Counting only lines that contain the word "Избранное", state the total for the listing below and nothing else.

------------------------

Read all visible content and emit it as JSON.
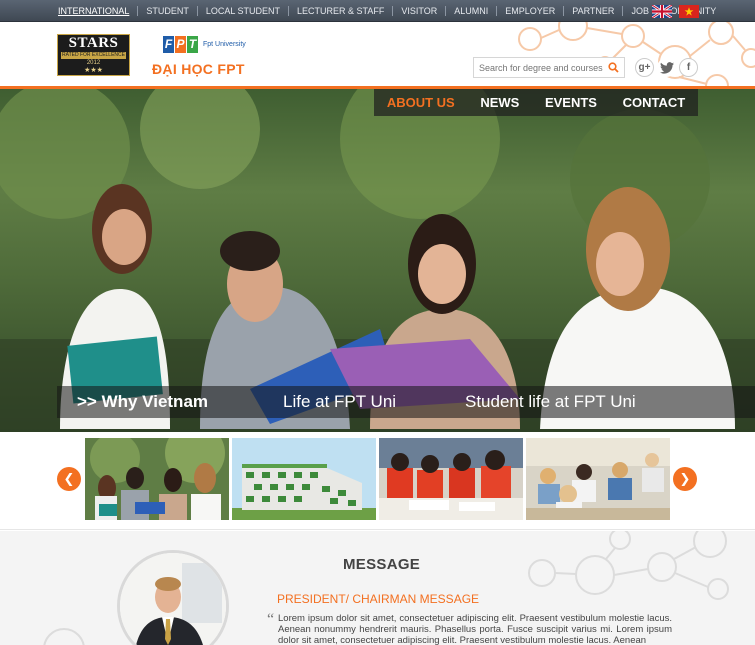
{
  "topbar": {
    "items": [
      "INTERNATIONAL",
      "STUDENT",
      "LOCAL STUDENT",
      "LECTURER & STAFF",
      "VISITOR",
      "ALUMNI",
      "EMPLOYER",
      "PARTNER",
      "JOB OPPORTUNITY"
    ],
    "active_index": 0
  },
  "logos": {
    "stars_title": "STARS",
    "stars_sub": "RATED FOR EXCELLENCE",
    "stars_year": "2012",
    "stars_rating": "★★★",
    "fpt_letters": [
      "F",
      "P",
      "T"
    ],
    "fpt_colors": [
      "#1f5ca8",
      "#f37021",
      "#3aa647"
    ],
    "fpt_sub": "Fpt University",
    "dai_hoc": "ĐẠI HỌC FPT"
  },
  "search": {
    "placeholder": "Search for degree and courses"
  },
  "social": {
    "google_plus": "g+",
    "twitter": "twitter",
    "facebook": "f"
  },
  "mainnav": {
    "items": [
      "ABOUT US",
      "NEWS",
      "EVENTS",
      "CONTACT"
    ],
    "active_index": 0
  },
  "hero": {
    "captions": [
      ">> Why Vietnam",
      "Life at FPT Uni",
      "Student life at FPT Uni"
    ]
  },
  "carousel": {
    "prev_icon": "chevron-left-icon",
    "next_icon": "chevron-right-icon",
    "thumbnails": [
      "students-outdoor",
      "campus-building",
      "students-red-shirts",
      "classroom"
    ]
  },
  "message": {
    "title": "MESSAGE",
    "subtitle": "PRESIDENT/ CHAIRMAN MESSAGE",
    "body": "Lorem ipsum dolor sit amet, consectetuer adipiscing elit. Praesent vestibulum molestie lacus. Aenean nonummy hendrerit mauris. Phasellus porta. Fusce suscipit varius mi. Lorem ipsum dolor sit amet, consectetuer adipiscing elit. Praesent vestibulum molestie lacus. Aenean"
  },
  "colors": {
    "accent": "#f37021",
    "topbar": "#4a5360",
    "text": "#444444"
  }
}
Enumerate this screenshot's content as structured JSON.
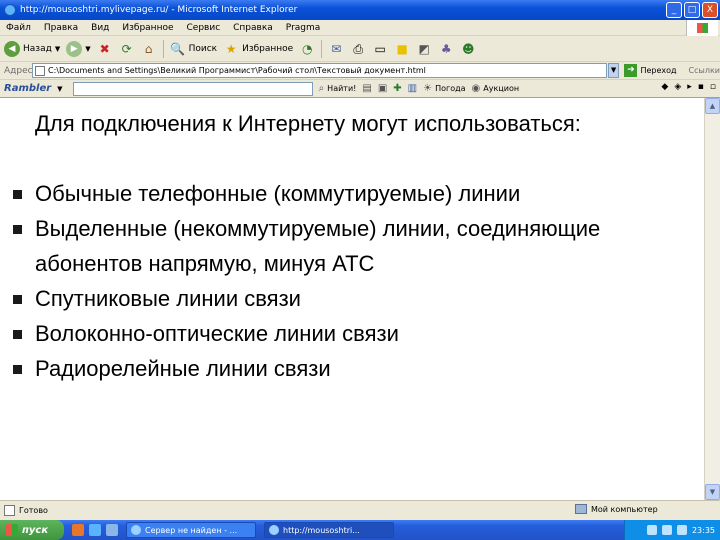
{
  "window": {
    "title": "http://mousoshtri.mylivepage.ru/ - Microsoft Internet Explorer",
    "controls": [
      "_",
      "□",
      "X"
    ]
  },
  "menu": [
    "Файл",
    "Правка",
    "Вид",
    "Избранное",
    "Сервис",
    "Справка",
    "Pragma"
  ],
  "toolbar": {
    "back_label": "Назад",
    "search_label": "Поиск",
    "favorites_label": "Избранное"
  },
  "address": {
    "label": "Адрес:",
    "value": "C:\\Documents and Settings\\Великий Программист\\Рабочий стол\\Текстовый документ.html",
    "go_label": "Переход",
    "links_label": "Ссылки"
  },
  "rambler": {
    "logo": "Rambler",
    "find_label": "Найти!",
    "btn2": "Погода",
    "btn3": "Аукцион"
  },
  "content": {
    "heading": "Для подключения к Интернету могут использоваться:",
    "bullets": [
      "Обычные телефонные (коммутируемые) линии",
      "Выделенные (некоммутируемые) линии, соединяющие абонентов напрямую, минуя АТС",
      "Спутниковые линии связи",
      "Волоконно-оптические линии связи",
      "Радиорелейные линии связи"
    ]
  },
  "status": {
    "text": "Готово",
    "zone": "Мой компьютер"
  },
  "taskbar": {
    "start_label": "пуск",
    "tasks": [
      "Сервер не найден - ...",
      "http://mousoshtri..."
    ],
    "clock": "23:35"
  },
  "icons": {
    "ie": "ie-logo-icon",
    "back": "back-arrow-icon",
    "forward": "forward-arrow-icon",
    "stop": "stop-icon",
    "refresh": "refresh-icon",
    "home": "home-icon",
    "search": "search-icon",
    "favorites": "favorites-star-icon",
    "history": "history-icon",
    "mail": "mail-icon",
    "print": "print-icon",
    "edit": "edit-icon",
    "bullet": "square-bullet-icon"
  },
  "colors": {
    "titlebar": "#0a52d8",
    "chrome": "#ece9d8",
    "taskbar": "#245edb",
    "start": "#3e963c"
  }
}
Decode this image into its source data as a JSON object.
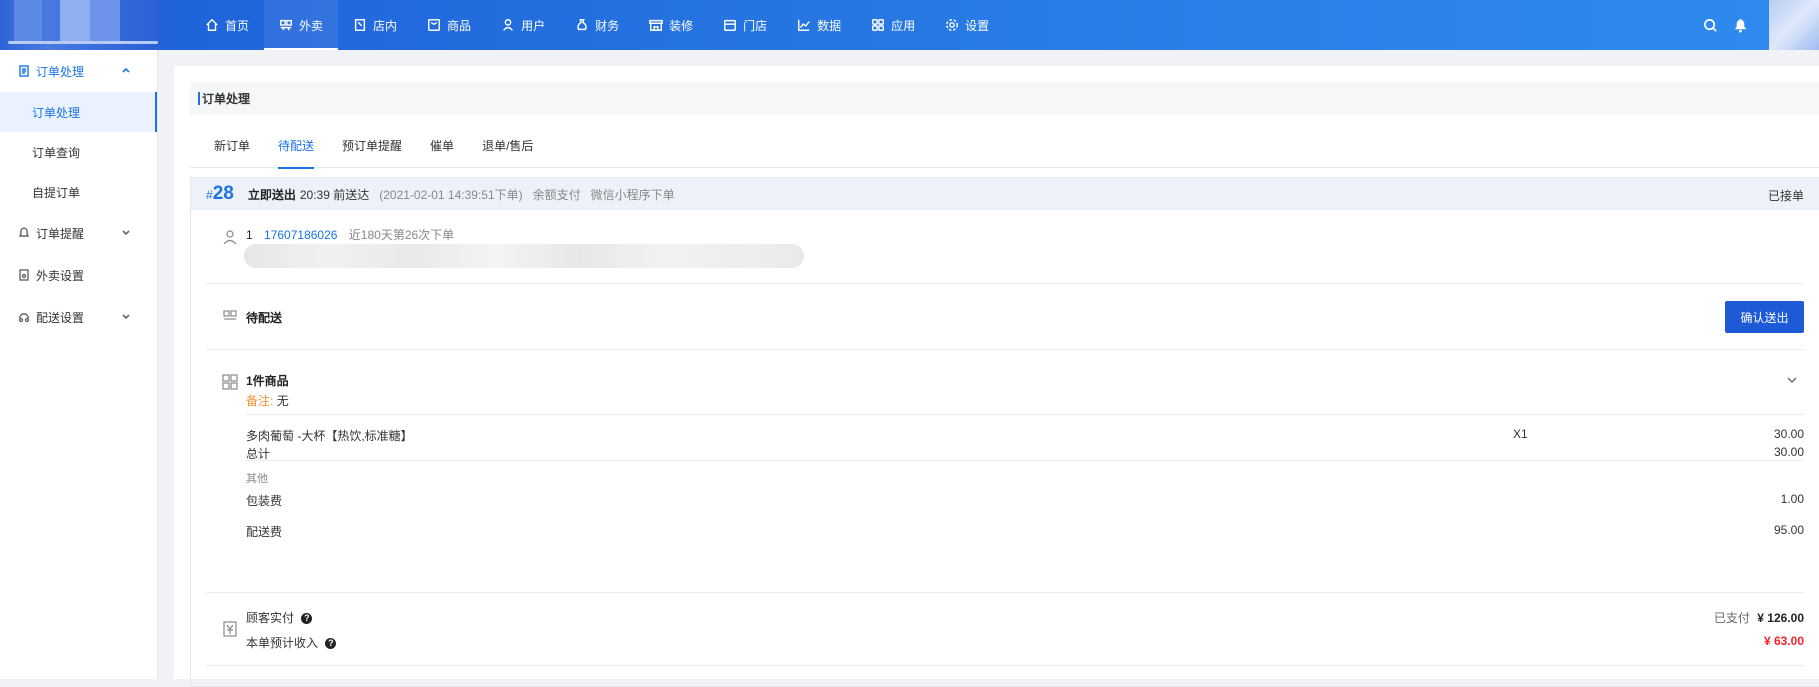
{
  "topnav": {
    "items": [
      {
        "label": "首页",
        "icon": "home-icon"
      },
      {
        "label": "外卖",
        "icon": "takeout-icon"
      },
      {
        "label": "店内",
        "icon": "dine-in-icon"
      },
      {
        "label": "商品",
        "icon": "goods-icon"
      },
      {
        "label": "用户",
        "icon": "user-icon"
      },
      {
        "label": "财务",
        "icon": "money-bag-icon"
      },
      {
        "label": "装修",
        "icon": "storefront-icon"
      },
      {
        "label": "门店",
        "icon": "store-icon"
      },
      {
        "label": "数据",
        "icon": "chart-icon"
      },
      {
        "label": "应用",
        "icon": "apps-grid-icon"
      },
      {
        "label": "设置",
        "icon": "gear-icon"
      }
    ],
    "active": "外卖"
  },
  "sidebar": {
    "groups": [
      {
        "label": "订单处理",
        "open": true,
        "subitems": [
          "订单处理",
          "订单查询",
          "自提订单"
        ],
        "active_sub": "订单处理"
      },
      {
        "label": "订单提醒",
        "open": false
      },
      {
        "label": "外卖设置"
      },
      {
        "label": "配送设置",
        "open": false
      }
    ]
  },
  "page": {
    "title": "订单处理"
  },
  "tabs": [
    "新订单",
    "待配送",
    "预订单提醒",
    "催单",
    "退单/售后"
  ],
  "active_tab": "待配送",
  "order": {
    "hash": "#",
    "number": "28",
    "delivery_type": "立即送出",
    "eta": "20:39 前送达",
    "placed_at": "(2021-02-01 14:39:51下单)",
    "payment": "余额支付",
    "source": "微信小程序下单",
    "status": "已接单",
    "customer": {
      "name": "1",
      "phone": "17607186026",
      "history": "近180天第26次下单"
    },
    "delivery_status": "待配送",
    "confirm_button": "确认送出",
    "items_title": "1件商品",
    "remark_label": "备注:",
    "remark_value": "无",
    "items": [
      {
        "name": "多肉葡萄 -大杯【热饮,标准糖】",
        "qty": "X1",
        "price": "30.00"
      }
    ],
    "total_label": "总计",
    "total_value": "30.00",
    "other_label": "其他",
    "packaging_label": "包装费",
    "packaging_value": "1.00",
    "delivery_fee_label": "配送费",
    "delivery_fee_value": "95.00",
    "customer_paid_label": "顾客实付",
    "paid_status": "已支付",
    "paid_amount": "¥ 126.00",
    "expected_income_label": "本单预计收入",
    "expected_income": "¥ 63.00"
  },
  "colors": {
    "primary": "#1a73e8",
    "button": "#1e5ad6",
    "income": "#f5222d",
    "remark": "#f0932b"
  }
}
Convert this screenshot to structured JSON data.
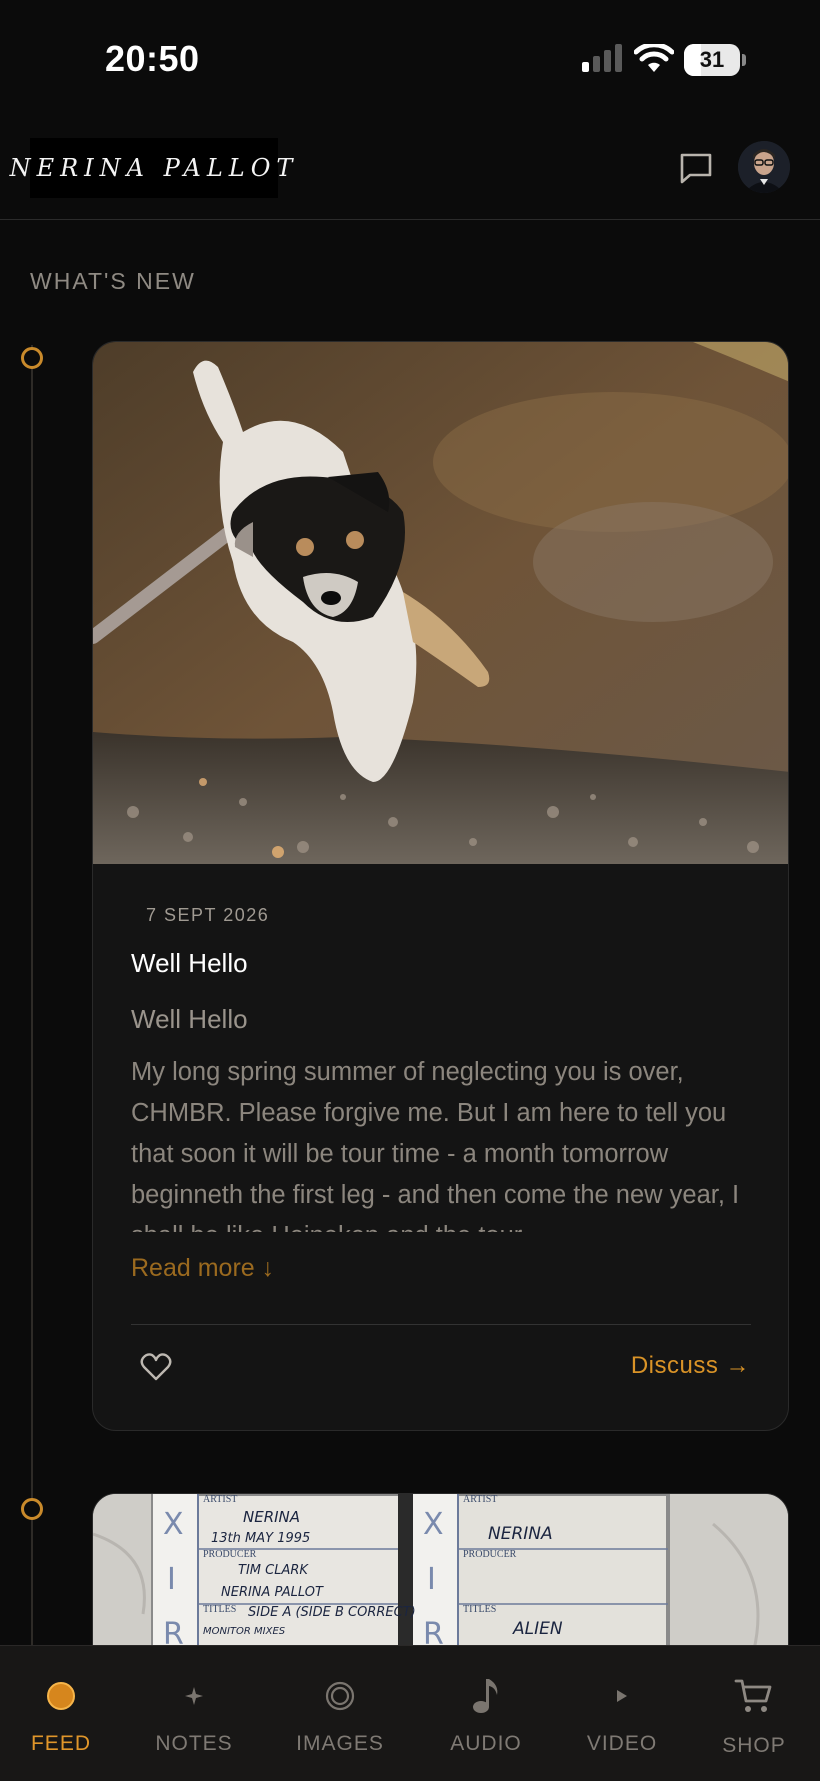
{
  "status_bar": {
    "time": "20:50",
    "battery": "31",
    "battery_level": 0.31
  },
  "header": {
    "logo_text": "NERINA PALLOT"
  },
  "feed": {
    "section_title": "WHAT'S NEW",
    "posts": [
      {
        "date": "7 SEPT 2026",
        "title": "Well Hello",
        "subtitle": "Well Hello",
        "body": "My long spring summer of neglecting you is over, CHMBR. Please forgive me. But I am here to tell you that soon it will be tour time - a month tomorrow beginneth the first leg - and then come the new year, I shall be like Heineken and the tour",
        "read_more": "Read more ↓",
        "discuss": "Discuss →"
      }
    ],
    "tape_labels": {
      "left": {
        "artist_label": "ARTIST",
        "artist": "NERINA",
        "date": "13th MAY 1995",
        "producer_label": "PRODUCER",
        "producer_1": "TIM CLARK",
        "producer_2": "NERINA PALLOT",
        "titles_label": "TITLES",
        "titles": "SIDE A (SIDE B CORRECT)",
        "titles_2": "MONITOR MIXES"
      },
      "right": {
        "artist_label": "ARTIST",
        "artist": "NERINA",
        "producer_label": "PRODUCER",
        "titles_label": "TITLES",
        "titles": "ALIEN"
      }
    }
  },
  "bottom_nav": {
    "items": [
      {
        "label": "FEED",
        "icon": "feed-dot-icon"
      },
      {
        "label": "NOTES",
        "icon": "sparkle-icon"
      },
      {
        "label": "IMAGES",
        "icon": "ring-icon"
      },
      {
        "label": "AUDIO",
        "icon": "music-note-icon"
      },
      {
        "label": "VIDEO",
        "icon": "play-icon"
      },
      {
        "label": "SHOP",
        "icon": "cart-icon"
      }
    ]
  },
  "colors": {
    "accent": "#e0962a",
    "background": "#0b0b0b",
    "card": "#141414"
  }
}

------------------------

• **SOLUTION TO THE PROBLEM**
2